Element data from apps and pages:
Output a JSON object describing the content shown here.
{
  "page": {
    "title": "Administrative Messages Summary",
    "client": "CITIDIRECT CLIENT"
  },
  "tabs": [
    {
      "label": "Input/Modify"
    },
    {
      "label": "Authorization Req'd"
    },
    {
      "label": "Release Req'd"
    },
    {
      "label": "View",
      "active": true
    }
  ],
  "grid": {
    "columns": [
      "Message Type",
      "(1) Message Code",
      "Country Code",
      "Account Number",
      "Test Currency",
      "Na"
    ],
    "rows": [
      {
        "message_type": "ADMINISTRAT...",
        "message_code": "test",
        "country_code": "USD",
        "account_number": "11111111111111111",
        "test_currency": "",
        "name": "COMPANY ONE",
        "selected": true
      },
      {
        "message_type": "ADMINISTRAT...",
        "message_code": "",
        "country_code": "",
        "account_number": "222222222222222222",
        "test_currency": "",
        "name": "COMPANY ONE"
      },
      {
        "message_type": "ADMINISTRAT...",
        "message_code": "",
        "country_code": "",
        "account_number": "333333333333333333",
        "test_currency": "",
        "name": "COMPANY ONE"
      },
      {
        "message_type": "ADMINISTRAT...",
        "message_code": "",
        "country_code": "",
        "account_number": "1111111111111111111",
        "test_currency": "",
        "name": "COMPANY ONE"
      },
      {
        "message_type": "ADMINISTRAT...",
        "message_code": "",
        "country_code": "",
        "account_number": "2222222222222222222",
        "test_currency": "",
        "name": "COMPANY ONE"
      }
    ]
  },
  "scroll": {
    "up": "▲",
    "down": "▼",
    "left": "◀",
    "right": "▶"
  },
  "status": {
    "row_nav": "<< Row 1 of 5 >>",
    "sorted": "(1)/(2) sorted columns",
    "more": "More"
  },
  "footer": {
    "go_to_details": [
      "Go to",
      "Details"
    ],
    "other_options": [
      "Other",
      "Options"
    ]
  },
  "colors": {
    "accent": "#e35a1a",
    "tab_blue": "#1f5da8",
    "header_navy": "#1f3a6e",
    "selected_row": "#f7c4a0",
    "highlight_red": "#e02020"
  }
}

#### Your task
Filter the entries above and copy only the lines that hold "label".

#### Result
      "label": "Input/Modify"
      "label": "Authorization Req'd"
      "label": "Release Req'd"
      "label": "View",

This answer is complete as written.